For the above reasons, the operations of 2014 were critical. Boko Haram was unable to move beyond the Kanuri region of northeastern Nigeria, and therefore was constrained to attack Kanuri regions in the neighboring countries of Cameroon, Chad and Niger. These attacks had the immediate result of drawing the governments and armies of these countries into fighting Boko Haram. Especially the militaries of Chad and Niger proved to be quite serious in fighting Boko Haram, and the successes of these militaries may have shamed the Nigerian government into taking the Boko Haram insurgency more seriously.

With the union of Boko Haram and Islamic State, there are a number of challenges for the new province. One is to survive the onslaught of the Nigerian, Cameroonian, Chadian and Nigerien forces, which are backed by U.S. and French troops as well.

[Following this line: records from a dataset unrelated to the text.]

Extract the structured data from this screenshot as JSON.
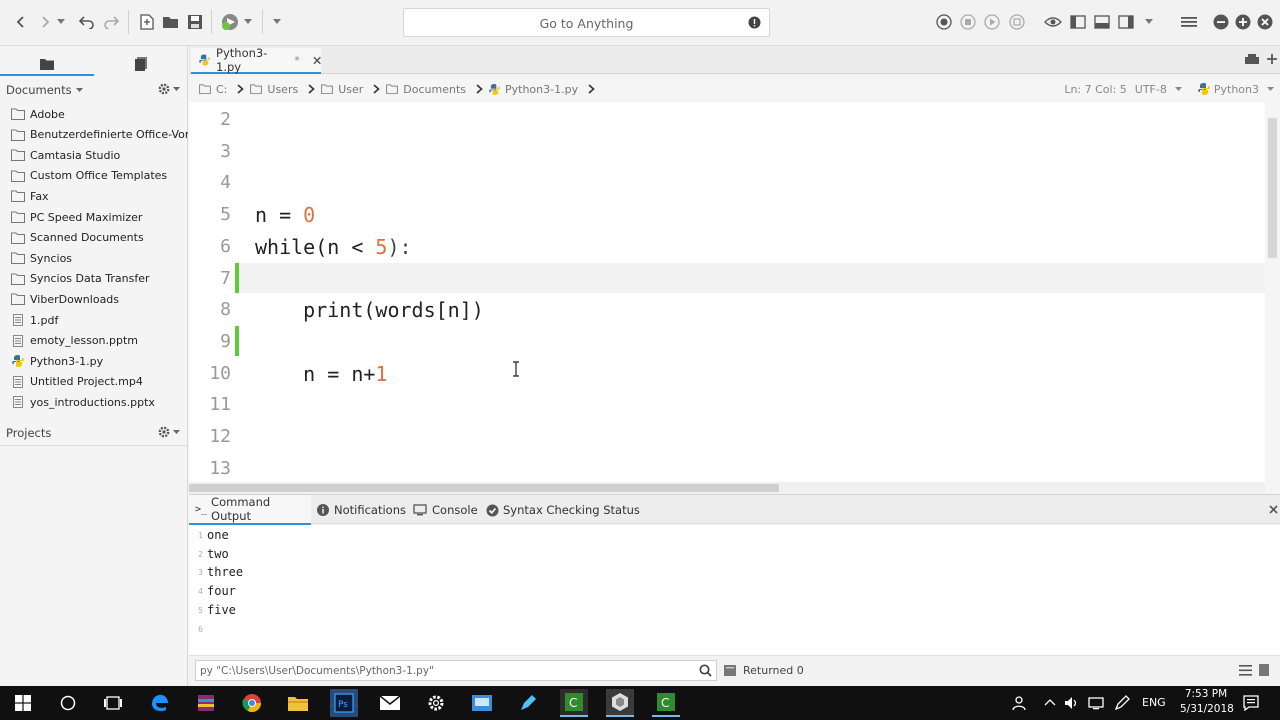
{
  "toolbar": {
    "goto_placeholder": "Go to Anything"
  },
  "left_panel": {
    "section_documents": "Documents",
    "section_projects": "Projects",
    "items": [
      {
        "label": "Adobe",
        "kind": "folder"
      },
      {
        "label": "Benutzerdefinierte Office-Vorl...",
        "kind": "folder"
      },
      {
        "label": "Camtasia Studio",
        "kind": "folder"
      },
      {
        "label": "Custom Office Templates",
        "kind": "folder"
      },
      {
        "label": "Fax",
        "kind": "folder"
      },
      {
        "label": "PC Speed Maximizer",
        "kind": "folder"
      },
      {
        "label": "Scanned Documents",
        "kind": "folder"
      },
      {
        "label": "Syncios",
        "kind": "folder"
      },
      {
        "label": "Syncios Data Transfer",
        "kind": "folder"
      },
      {
        "label": "ViberDownloads",
        "kind": "folder"
      },
      {
        "label": "1.pdf",
        "kind": "file"
      },
      {
        "label": "emoty_lesson.pptm",
        "kind": "file"
      },
      {
        "label": "Python3-1.py",
        "kind": "python"
      },
      {
        "label": "Untitled Project.mp4",
        "kind": "file"
      },
      {
        "label": "yos_introductions.pptx",
        "kind": "file"
      }
    ]
  },
  "editor_tab": {
    "label": "Python3-1.py",
    "modified": "*"
  },
  "breadcrumb": [
    "C:",
    "Users",
    "User",
    "Documents",
    "Python3-1.py"
  ],
  "status_right": {
    "position": "Ln: 7 Col: 5",
    "encoding": "UTF-8",
    "language": "Python3"
  },
  "editor": {
    "line_numbers": [
      "2",
      "3",
      "4",
      "5",
      "6",
      "7",
      "8",
      "9",
      "10",
      "11",
      "12",
      "13"
    ],
    "code": {
      "l5_a": "n = ",
      "l5_num": "0",
      "l6_a": "while(n < ",
      "l6_num": "5",
      "l6_b": "):",
      "l8": "    print(words[n])",
      "l10_a": "    n = n+",
      "l10_num": "1"
    }
  },
  "bottom_tabs": [
    "Command Output",
    "Notifications",
    "Console",
    "Syntax Checking Status"
  ],
  "output": {
    "line_numbers": [
      "1",
      "2",
      "3",
      "4",
      "5",
      "6"
    ],
    "lines": [
      "one",
      "two",
      "three",
      "four",
      "five",
      ""
    ]
  },
  "statusbar": {
    "command": "py \"C:\\Users\\User\\Documents\\Python3-1.py\"",
    "returned": "Returned 0"
  },
  "taskbar": {
    "time": "7:53 PM",
    "date": "5/31/2018",
    "lang": "ENG"
  },
  "colors": {
    "accent": "#2f8fd8",
    "change_marker": "#5ccc37",
    "number": "#e07040"
  }
}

Thus far, Boko Haram has accomplished this task. Presumably its best strategy is to wait the coalition out, until new opportunities present themselves. A second is to find new leadership to replace that of Shekau, whose presence precludes any success for Boko Haram throughout the region of northern Nigeria. As he appears to have been sidelined since summer 2015, most probably this is taking place at the current time. The third is to generate a series of tactics and operations that will be consistent with Salafi-jihadism, but will highlight the divide between the Nigerian government and the northern Muslim population. Logically, such tactics and operations would focus violence upon the Christian population instead of upon the Muslims. This change has not yet occurred. Fourth, Boko Haram has to develop a coherent structure coupled with a media program that can both inspire confidence in its leadership, and communicate its message to the Muslim population. This has not occurred either.

The prospects for Boko Haram in the short-term are not good. However, it is very possible that the Nigerian government will make a mess out of its otherwise successful containment of the group. It remains to be seen, also, to what extent the subservience to Islamic State will affect the group ideologically and strategically.


Cook, David. 2014. “Boko Haram: A New Islamic State in Nigeria.” Accessed from on 15 November 2015.

Yusuf, Muhammad. c. 2007. Hadhihi `aqidatuna wa-minhaj da`watina. Maiduguri. Thanks to Alex Thurston for supplying me with a copy of this work.

Zenn, Jacob. 2014. “Boko Haram: Recruitment, Financing, and Arms Trafficking in the Lake Chad Region.” Center for Combatting Terrorism at West Point. Accessed from on 15 November 2015.

Post Date:
19 November 2015